§ App and web page records
────────────────
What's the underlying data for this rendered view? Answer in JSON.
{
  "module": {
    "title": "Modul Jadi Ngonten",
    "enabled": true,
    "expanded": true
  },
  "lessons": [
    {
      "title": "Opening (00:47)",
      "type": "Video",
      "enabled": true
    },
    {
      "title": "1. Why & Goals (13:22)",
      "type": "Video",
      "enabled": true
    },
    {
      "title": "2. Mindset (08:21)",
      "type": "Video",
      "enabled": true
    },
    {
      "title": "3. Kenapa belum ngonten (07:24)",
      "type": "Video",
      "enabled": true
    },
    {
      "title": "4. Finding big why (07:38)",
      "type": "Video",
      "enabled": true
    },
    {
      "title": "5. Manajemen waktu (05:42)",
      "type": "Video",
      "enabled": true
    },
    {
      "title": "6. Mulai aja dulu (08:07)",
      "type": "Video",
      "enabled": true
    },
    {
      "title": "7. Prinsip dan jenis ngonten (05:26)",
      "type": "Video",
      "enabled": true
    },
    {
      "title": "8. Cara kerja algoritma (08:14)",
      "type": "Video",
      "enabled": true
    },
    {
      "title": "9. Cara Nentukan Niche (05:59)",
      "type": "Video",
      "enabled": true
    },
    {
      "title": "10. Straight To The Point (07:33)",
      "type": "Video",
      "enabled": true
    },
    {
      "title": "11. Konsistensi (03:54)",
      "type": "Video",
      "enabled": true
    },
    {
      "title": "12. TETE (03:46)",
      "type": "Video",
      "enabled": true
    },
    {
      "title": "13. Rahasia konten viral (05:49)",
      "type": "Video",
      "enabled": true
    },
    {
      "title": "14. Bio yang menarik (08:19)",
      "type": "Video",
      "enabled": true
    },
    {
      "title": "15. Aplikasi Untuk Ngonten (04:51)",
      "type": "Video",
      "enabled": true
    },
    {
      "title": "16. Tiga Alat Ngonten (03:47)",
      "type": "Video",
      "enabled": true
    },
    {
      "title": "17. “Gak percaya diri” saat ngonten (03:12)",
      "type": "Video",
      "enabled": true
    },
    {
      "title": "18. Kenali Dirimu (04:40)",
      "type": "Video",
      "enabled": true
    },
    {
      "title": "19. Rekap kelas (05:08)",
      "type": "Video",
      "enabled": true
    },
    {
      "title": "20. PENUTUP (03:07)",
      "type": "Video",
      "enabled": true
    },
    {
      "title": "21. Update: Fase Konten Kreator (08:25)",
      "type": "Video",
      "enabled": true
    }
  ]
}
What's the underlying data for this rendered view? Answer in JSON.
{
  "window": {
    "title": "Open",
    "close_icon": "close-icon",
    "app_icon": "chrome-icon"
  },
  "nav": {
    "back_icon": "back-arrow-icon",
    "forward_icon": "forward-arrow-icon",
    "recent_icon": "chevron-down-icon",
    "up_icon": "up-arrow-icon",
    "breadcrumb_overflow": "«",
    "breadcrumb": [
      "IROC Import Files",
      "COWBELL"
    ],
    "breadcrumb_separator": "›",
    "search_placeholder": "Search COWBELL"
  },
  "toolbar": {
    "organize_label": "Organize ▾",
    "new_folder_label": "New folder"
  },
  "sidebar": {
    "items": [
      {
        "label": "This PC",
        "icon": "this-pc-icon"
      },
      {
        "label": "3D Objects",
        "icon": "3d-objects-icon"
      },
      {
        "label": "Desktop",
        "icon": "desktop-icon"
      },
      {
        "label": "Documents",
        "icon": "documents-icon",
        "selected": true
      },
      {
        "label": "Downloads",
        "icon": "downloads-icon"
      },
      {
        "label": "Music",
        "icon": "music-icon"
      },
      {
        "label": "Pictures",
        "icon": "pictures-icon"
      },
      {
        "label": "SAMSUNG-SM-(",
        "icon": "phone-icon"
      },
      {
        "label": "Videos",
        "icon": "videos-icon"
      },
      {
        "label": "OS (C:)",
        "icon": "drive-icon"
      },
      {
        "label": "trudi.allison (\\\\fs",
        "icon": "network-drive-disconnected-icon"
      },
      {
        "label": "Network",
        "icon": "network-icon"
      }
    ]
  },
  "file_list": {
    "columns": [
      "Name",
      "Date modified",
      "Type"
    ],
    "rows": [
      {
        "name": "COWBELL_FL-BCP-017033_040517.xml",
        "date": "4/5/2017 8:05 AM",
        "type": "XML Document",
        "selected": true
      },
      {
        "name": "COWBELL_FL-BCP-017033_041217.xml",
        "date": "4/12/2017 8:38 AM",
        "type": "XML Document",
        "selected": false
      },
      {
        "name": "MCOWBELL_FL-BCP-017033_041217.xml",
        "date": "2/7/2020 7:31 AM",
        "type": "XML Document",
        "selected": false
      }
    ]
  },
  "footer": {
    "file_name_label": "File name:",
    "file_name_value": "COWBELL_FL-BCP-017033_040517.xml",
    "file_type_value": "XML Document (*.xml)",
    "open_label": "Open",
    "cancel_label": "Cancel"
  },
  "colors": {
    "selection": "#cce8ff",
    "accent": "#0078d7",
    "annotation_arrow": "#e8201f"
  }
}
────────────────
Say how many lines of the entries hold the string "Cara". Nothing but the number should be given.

§ WRITTEN SOLUTION
2